ACTIVITY:
Reply with nothing but how many lines in the entries below include "JSON".

GIVEN DATA:
╭──
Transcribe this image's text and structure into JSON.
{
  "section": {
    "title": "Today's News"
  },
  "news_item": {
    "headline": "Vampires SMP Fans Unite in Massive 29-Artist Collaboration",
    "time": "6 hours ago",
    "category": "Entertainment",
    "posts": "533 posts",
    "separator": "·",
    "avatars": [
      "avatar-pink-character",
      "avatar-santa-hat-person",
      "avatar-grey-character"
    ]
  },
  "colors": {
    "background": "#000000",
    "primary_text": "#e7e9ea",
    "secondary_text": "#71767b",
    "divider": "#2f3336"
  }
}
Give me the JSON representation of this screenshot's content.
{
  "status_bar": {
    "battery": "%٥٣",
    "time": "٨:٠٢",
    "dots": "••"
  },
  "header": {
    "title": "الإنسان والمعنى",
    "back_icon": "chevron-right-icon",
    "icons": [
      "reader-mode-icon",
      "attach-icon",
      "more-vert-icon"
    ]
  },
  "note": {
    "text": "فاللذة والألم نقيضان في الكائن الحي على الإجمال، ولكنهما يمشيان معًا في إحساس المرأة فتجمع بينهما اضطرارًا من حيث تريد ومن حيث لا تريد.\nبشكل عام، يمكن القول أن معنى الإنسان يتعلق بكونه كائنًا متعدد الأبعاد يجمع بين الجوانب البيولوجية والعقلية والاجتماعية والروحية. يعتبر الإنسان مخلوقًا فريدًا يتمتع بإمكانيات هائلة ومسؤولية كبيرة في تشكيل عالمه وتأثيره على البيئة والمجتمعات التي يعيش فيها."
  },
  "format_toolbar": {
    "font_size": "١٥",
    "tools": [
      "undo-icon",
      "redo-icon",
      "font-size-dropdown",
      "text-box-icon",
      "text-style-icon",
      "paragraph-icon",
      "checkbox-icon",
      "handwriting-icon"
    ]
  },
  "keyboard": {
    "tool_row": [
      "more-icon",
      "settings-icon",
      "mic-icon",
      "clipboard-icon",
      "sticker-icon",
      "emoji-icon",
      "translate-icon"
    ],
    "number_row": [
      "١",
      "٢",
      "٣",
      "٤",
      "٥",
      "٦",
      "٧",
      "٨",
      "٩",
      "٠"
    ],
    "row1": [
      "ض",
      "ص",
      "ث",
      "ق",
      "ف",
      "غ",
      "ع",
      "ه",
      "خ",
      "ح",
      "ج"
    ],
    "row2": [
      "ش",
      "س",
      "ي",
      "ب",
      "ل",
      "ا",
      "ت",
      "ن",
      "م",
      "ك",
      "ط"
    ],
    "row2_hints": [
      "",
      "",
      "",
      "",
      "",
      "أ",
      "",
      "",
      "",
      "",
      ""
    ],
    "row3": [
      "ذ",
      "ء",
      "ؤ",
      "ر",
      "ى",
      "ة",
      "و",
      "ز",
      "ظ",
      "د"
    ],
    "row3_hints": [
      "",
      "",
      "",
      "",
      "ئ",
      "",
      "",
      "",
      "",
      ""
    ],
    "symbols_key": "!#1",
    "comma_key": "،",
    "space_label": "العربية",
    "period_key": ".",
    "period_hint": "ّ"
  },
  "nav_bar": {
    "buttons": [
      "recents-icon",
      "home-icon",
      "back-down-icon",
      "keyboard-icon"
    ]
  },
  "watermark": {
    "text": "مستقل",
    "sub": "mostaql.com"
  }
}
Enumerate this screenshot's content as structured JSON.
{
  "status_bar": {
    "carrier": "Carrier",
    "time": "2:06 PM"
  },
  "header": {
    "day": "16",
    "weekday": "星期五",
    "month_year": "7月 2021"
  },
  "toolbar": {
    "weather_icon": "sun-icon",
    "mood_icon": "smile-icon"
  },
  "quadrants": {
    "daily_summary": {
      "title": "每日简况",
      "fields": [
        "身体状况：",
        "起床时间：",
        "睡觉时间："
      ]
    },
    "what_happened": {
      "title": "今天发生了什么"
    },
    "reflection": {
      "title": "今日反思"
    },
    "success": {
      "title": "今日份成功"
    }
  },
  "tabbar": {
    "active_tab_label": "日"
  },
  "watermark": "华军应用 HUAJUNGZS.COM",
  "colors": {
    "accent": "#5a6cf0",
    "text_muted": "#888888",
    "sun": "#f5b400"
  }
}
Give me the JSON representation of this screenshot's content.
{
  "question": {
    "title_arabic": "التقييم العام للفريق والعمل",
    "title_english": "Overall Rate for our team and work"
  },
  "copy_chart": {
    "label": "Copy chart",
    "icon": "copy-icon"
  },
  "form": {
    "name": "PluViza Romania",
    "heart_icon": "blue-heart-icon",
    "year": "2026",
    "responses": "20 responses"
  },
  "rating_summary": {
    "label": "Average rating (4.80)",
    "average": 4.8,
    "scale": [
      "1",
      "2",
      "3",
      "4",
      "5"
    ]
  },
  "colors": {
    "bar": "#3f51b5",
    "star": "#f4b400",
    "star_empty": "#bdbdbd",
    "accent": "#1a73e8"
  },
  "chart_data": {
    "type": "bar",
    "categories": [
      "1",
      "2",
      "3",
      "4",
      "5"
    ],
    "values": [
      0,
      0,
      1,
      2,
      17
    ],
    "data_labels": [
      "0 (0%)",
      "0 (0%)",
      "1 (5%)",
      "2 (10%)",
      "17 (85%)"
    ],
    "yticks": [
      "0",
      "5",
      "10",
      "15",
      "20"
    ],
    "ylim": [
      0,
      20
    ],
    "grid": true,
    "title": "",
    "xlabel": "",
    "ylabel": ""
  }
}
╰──
EXPECTED OUTPUT:
4